Many homebuyers want to know if their house has mold, once had mold, or could have mold in the future. People are becoming so sensitive to materials, food, and allergens in the air that any type of mold or mold issue is turning away buyers.
But is it really as dangerous as everyone is making it out to be?
According to an article in Realty Times, the extreme reaction to the word mold is getting thrown out of proportion when in fact many homes have a very common type of mold.
Now this is not to say that mold is not an issue you should be concerned with, but some types of molds are more dangerous and more deadly than others. Some may cause health problems and others may not. Heck, you probably have mold in your refrigerator right now growing on something that’s not causing you any harm unless you ingest it. And its not like you’re going to eat that big hunk of cheese with that weird green stuff growing on it anyway.

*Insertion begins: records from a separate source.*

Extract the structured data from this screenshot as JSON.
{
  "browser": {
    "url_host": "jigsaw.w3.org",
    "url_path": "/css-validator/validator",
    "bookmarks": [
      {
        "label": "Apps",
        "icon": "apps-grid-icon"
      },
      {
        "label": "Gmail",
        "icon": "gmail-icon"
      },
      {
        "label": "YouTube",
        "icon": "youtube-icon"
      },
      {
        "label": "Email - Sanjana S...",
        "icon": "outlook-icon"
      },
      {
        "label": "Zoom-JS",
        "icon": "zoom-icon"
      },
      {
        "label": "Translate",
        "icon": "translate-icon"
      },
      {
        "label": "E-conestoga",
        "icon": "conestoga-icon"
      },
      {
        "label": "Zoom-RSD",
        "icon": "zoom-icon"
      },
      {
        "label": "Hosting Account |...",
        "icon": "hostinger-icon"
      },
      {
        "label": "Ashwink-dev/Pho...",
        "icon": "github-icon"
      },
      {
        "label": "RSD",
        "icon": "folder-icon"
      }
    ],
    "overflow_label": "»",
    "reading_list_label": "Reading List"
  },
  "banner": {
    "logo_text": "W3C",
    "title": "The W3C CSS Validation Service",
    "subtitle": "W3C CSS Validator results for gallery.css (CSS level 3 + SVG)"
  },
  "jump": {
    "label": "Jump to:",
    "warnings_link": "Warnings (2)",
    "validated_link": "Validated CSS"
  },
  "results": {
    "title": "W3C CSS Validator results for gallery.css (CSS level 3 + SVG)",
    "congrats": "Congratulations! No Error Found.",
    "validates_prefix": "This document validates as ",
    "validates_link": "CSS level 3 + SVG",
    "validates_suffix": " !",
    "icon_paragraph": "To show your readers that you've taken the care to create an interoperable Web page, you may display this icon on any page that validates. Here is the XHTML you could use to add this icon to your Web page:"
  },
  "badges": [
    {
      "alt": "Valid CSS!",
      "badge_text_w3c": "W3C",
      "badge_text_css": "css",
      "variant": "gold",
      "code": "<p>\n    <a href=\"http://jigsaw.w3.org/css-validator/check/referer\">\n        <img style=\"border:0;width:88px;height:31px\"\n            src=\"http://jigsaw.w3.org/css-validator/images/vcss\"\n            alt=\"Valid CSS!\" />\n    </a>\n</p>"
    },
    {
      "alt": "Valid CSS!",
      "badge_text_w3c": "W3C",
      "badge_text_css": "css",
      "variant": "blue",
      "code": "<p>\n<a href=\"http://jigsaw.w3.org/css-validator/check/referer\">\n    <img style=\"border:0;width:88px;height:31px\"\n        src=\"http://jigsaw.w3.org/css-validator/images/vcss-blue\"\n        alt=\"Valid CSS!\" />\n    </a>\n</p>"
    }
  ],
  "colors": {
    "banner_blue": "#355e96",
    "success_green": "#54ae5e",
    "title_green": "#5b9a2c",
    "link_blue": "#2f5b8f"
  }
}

“Black mold” is very rare and more common types of molds like mildew are found in just about every home. Efficiency, insulation, and modern building techniques all add to the chance that mold may or may not be more prevalent in your home versus another person’s home. Air circulation might be so tight that dampness can linger, for example, providing the perfect environment for mold to grow. Unfortunately, you won’t be able to determine whether your home is a mold victim until you get a home inspection.
Improperly vented bathroom fans are one of the culprits that could create mold in a bathroom. Any spills or leaks that are left unattended can also create mold. Improper attic ventilation can cause mold in the attic and the roof, too. Make sure you discuss proper attic ventilation with contractors, remodelers and inspectors to avoid this from becoming an issue.
Basements and crawl spaces are also key locations for mold. If the basement has concrete block walls, rather than the poured concrete walls that have been fairly standard for 30 plus years now, it will usually show some evidence of effervescence, which is water seeping slowly into the pores in concrete blocks.
Your inspector should be able to tell you whether mold in your home is dangerous and/or can be remedied. Call us for great tips on a healthy home inspection if you’re feeling lost.